In connection with the railways. Perhaps I might read a paragraph I have on that point, with respect to the construction and operation of telegraph and telephone lines, they have power to interfere in so far as the lines run along the railway, and supervision over the rates and charges to be made for the transmission of messages and of agreements for the use of such lines by other companies ; placing wires across railways, construction, operation and maintenance of telegraph and telephone lines, for the distribution of light, heat and power along, upon, under or over highways or other public places, under power granted by parliament, if the company cannot get consent of the municipality in that regard. That is to say, if there is o conflict between a railway company and municipality, the Board of Commissioners
has authority to act between the two.
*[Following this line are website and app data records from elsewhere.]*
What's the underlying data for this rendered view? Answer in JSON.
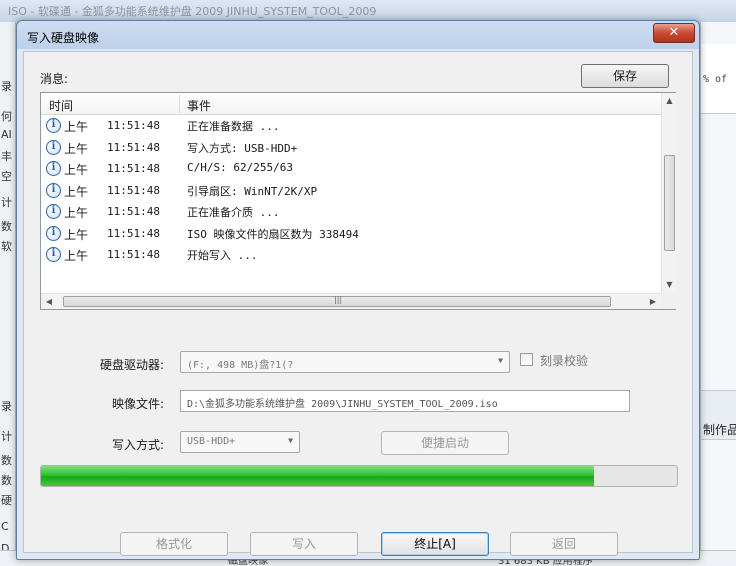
{
  "background": {
    "window_title": "ISO - 软碟通 - 金狐多功能系统维护盘 2009 JINHU_SYSTEM_TOOL_2009",
    "right_top_text": "% of",
    "right_mid_text": "制作品",
    "left_chars": [
      "录",
      "何",
      "AI",
      "丰",
      "空",
      "计",
      "数",
      "软",
      "录",
      "计",
      "数",
      "数",
      "硬",
      "C",
      "D"
    ],
    "bottom_left_text": "磁盘映像",
    "bottom_right_text": "31 683 KB 应用程序"
  },
  "dialog": {
    "title": "写入硬盘映像",
    "close_label": "✕",
    "messages_label": "消息:",
    "save_label": "保存",
    "columns": {
      "time": "时间",
      "event": "事件"
    },
    "log": [
      {
        "ampm": "上午",
        "time": "11:51:48",
        "event": "正在准备数据 ..."
      },
      {
        "ampm": "上午",
        "time": "11:51:48",
        "event": "写入方式: USB-HDD+"
      },
      {
        "ampm": "上午",
        "time": "11:51:48",
        "event": "C/H/S: 62/255/63"
      },
      {
        "ampm": "上午",
        "time": "11:51:48",
        "event": "引导扇区: WinNT/2K/XP"
      },
      {
        "ampm": "上午",
        "time": "11:51:48",
        "event": "正在准备介质 ..."
      },
      {
        "ampm": "上午",
        "time": "11:51:48",
        "event": "ISO 映像文件的扇区数为 338494"
      },
      {
        "ampm": "上午",
        "time": "11:51:48",
        "event": "开始写入 ..."
      }
    ],
    "form": {
      "drive_label": "硬盘驱动器:",
      "drive_value": "(F:, 498 MB)盘?1(?",
      "verify_label": "刻录校验",
      "image_label": "映像文件:",
      "image_value": "D:\\金狐多功能系统维护盘 2009\\JINHU_SYSTEM_TOOL_2009.iso",
      "mode_label": "写入方式:",
      "mode_value": "USB-HDD+",
      "quick_boot_label": "便捷启动"
    },
    "progress": 0.87,
    "buttons": {
      "format": "格式化",
      "write": "写入",
      "stop": "终止[A]",
      "back": "返回"
    }
  }
}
Now with respect to the operation of railways. The board has a duty to be familiar with the first equipment, apparatus and appliances used or to be used upon all trains and upon the railway generally ; the accommodation, i mining and operation of trains, the causes and prevention of accidents ; reports of accidents must be m'ade to the board by the railway ; the causes of fire, removal from the right of way of weeds and inflammable matter. They also make rules and regulations for the operation of trains and to make them uniform among all railways. Then I think the most important duty that is given to them is with respect to the tolls that railway companies are entitled to charge. I would like to draw my bon. friend's attention to section 255 of the Railway Act which practically makes it obligatory upon all railways in this country to submit their lolls for approval before they can collect either freight or passenger rates. In addition to that, the board is entitled and is bound to see to the enforcement of all penalties which are incurred. They also have charge of the supervision and approval of all amalgamation and traffic agreements.